### RECORDS SHOWN ###

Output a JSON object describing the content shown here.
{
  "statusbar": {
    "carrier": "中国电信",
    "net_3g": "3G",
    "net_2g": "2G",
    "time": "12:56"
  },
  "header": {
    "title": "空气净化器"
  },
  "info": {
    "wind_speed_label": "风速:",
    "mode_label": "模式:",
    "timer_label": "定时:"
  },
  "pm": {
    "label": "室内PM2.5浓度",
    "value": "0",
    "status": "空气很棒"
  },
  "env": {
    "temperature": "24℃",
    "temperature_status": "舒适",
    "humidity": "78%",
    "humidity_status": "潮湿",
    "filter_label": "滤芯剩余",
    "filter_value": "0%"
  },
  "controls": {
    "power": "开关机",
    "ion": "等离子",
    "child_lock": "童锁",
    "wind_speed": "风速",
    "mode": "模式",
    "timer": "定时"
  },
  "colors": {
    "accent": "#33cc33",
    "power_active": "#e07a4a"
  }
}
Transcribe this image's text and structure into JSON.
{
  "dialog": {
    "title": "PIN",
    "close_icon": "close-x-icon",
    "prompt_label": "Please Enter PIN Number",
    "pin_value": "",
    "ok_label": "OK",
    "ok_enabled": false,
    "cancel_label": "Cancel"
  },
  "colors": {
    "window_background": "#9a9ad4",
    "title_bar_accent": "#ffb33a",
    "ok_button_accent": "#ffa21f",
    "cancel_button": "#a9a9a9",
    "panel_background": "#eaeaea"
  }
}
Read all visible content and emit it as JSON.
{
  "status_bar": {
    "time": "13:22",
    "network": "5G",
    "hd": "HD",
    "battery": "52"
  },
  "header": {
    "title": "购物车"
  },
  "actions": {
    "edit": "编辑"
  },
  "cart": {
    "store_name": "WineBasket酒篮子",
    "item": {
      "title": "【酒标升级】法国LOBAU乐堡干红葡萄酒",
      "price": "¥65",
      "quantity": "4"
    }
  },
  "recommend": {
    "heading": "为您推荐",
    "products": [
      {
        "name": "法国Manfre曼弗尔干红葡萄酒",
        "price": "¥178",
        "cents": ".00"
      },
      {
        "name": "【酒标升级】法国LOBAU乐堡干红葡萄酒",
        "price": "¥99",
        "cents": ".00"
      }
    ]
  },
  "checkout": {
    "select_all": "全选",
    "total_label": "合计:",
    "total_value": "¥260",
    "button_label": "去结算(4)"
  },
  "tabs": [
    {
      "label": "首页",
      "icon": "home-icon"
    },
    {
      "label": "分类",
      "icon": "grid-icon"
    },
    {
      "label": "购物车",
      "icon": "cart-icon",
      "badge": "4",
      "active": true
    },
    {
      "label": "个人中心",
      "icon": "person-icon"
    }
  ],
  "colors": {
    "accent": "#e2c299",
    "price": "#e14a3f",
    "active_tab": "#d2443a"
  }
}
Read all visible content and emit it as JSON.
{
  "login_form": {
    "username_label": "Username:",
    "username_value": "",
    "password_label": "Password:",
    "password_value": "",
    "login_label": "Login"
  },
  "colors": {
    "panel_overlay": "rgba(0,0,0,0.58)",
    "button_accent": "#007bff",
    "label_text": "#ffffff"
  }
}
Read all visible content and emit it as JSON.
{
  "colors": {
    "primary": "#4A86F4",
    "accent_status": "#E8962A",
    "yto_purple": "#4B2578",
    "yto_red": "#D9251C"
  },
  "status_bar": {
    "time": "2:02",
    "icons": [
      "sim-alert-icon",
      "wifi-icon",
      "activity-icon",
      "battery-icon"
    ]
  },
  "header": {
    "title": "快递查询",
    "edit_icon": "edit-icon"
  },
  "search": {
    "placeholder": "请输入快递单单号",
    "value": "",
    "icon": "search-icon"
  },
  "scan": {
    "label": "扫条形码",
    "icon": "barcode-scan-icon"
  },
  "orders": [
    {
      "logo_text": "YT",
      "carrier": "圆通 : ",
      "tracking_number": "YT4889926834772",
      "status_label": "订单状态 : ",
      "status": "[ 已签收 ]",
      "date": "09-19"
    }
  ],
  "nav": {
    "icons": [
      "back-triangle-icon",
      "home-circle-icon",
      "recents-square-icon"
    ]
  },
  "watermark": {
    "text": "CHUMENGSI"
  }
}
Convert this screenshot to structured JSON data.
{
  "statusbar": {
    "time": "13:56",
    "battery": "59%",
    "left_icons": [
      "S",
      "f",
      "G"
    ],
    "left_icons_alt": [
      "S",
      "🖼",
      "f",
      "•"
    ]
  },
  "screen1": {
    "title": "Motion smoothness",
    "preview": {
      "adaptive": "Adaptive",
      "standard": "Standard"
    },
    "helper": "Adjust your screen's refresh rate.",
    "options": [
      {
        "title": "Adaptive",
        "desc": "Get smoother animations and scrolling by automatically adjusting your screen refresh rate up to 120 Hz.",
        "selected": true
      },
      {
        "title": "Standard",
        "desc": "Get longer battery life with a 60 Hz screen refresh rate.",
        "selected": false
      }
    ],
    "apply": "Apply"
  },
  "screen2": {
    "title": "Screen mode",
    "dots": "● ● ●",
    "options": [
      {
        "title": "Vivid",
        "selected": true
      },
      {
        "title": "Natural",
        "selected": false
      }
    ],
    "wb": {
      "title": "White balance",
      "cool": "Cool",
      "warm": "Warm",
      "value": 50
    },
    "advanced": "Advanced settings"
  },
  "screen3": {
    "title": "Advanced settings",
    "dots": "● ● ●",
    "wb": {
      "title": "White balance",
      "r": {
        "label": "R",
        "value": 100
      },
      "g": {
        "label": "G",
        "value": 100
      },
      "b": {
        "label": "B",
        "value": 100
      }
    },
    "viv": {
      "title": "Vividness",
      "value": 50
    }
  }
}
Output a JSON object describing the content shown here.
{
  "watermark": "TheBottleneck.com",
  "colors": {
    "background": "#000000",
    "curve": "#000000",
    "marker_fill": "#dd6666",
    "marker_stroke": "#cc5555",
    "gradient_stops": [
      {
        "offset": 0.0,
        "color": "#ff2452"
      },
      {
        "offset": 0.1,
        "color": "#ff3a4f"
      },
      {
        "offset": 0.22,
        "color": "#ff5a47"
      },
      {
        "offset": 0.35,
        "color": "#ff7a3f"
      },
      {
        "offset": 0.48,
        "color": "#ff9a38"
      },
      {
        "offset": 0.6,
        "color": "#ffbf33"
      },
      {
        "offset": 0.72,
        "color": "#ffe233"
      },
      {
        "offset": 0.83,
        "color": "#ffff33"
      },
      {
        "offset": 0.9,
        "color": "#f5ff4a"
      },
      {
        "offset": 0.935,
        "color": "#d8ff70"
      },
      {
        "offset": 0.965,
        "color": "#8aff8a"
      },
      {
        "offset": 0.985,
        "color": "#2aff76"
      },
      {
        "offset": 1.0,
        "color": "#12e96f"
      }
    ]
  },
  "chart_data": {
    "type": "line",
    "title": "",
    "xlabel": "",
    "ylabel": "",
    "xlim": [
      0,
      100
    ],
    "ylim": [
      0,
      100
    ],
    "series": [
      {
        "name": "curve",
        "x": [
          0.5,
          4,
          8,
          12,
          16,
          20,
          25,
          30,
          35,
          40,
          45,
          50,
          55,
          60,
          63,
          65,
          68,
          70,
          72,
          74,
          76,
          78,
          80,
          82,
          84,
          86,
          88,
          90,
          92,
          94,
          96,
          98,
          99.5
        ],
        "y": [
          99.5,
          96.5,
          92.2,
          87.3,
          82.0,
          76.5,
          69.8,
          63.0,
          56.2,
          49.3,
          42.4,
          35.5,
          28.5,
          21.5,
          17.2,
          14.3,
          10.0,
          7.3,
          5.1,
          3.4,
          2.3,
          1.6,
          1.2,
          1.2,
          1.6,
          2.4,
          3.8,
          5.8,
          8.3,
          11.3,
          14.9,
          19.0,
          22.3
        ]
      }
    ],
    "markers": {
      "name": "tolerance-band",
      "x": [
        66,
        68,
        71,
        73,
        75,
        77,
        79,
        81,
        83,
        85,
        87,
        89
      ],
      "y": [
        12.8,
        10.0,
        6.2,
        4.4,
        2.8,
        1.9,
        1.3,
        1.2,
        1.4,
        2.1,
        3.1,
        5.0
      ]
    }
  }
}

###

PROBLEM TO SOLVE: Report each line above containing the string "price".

FINAL ANSWER:
      "price": "¥65",
        "price": "¥178",
        "price": "¥99",
    "price": "#e14a3f",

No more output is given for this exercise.